have it (autosomal dominant transmission). However, a spontaneous genetic
defect in their sperm or egg can also cause a parent without Marfan’s syndrome
to have a child with this disorder. This spontaneous genetic defect is the
cause of about 25
percent of cases of Marfan’s syndrome. In the other 75 percent of cases,
people have inherited the disorder.
Diagnosing Marfan’s Syndrome
Your doctor will typically begin the diagnostic process by
reviewing your family history and conducting a physical exam. They can’t detect
the disease through genetic testing alone. A complete evaluation is necessary.
It typically includes an examination of your skeletal system, heart, and eyes.
Typical exams include:
- an echocardiogram,
which is used to examine your aorta for enlargement, tears, or aneurysms
(bubble-like swelling due to weakness in the walls of the artery)
- an electrocardiogram
(EKG), which is used to check your heart rate and rhythm
- a magnetic resonance imaging (MRI) test, which
is performed in some people to look for lower back problems
- an eye exam, which allows your doctor to examine
the overall health of your eyes, to test how acute your sight is, and to screen
for cataracts and glaucoma.
Treatments for Marfan’s Syndrome
Marfan’s syndrome can’t be cured. Treatments typically focus on
lessening the impact of various symptoms.
Your aorta becomes larger in this condition, increasing your risk
for many heart problems. It’s essential that you regularly consult with a heart
specialist. If problems exist with your heart valve, medications such as
beta-blockers (which reduce blood pressure) or replacement surgery may be
Bones and Joints
Annual checkups help to detect spine or breastbone changes.

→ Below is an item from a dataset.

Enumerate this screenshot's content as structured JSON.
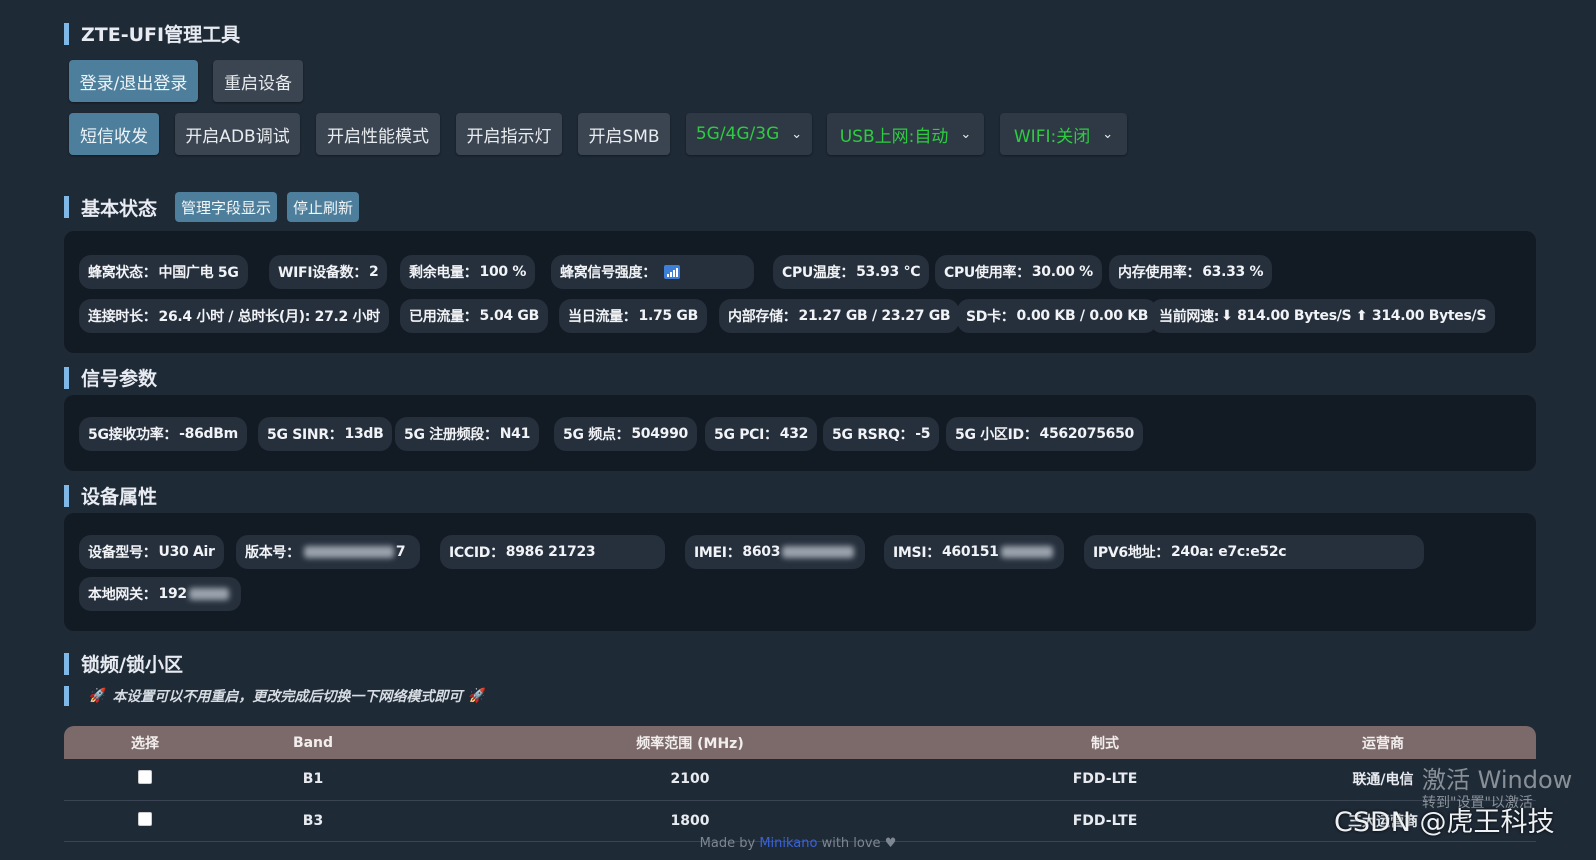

They
are especially important for fast-growing adolescents. Your doctor may
prescribe an orthopedic brace or recommend surgery, especially if rapid growth
of your skeletal system is causing problems for your heart or lungs.
Regular eye exams help to detect and correct vision problems.
Your eye doctor may recommend eyeglasses, contact lenses, or surgery, depending
on your condition.
You are more at risk of developing lung problems if you have this
disorder. This is why it’s important not to smoke. If you have breathing problems, sudden chest pain, or a persistent
dry cough, call your doctor immediately.
Living with Marfan’s Syndrome
Given the many different possible complications related to the
heart, spine, and lungs, people with Marfan’s syndrome run the risk of a
shorter lifespan. However, regular visits to your doctor and effective
treatments can help you survive into your 70s and beyond.
Check with your doctor before engaging in strenuous sports and
physical activities. Skeletal system, vision, and heart issues may make it
dangerous to participate in sports like football and other contact sports.
Lifting heavy objects can also cause problems and should be avoided.
How to Reduce Your Unborn Child’s Risk of
You can undergo genetic counseling before having children if you
have Marfan’s syndrome. However, about one-quarter
of Marfan’s cases result from spontaneous gene defects, making it impossible to
predict and prevent the disease entirely. To prevent potential pregnancy
complications that result from the disease, seek medical attention and have regular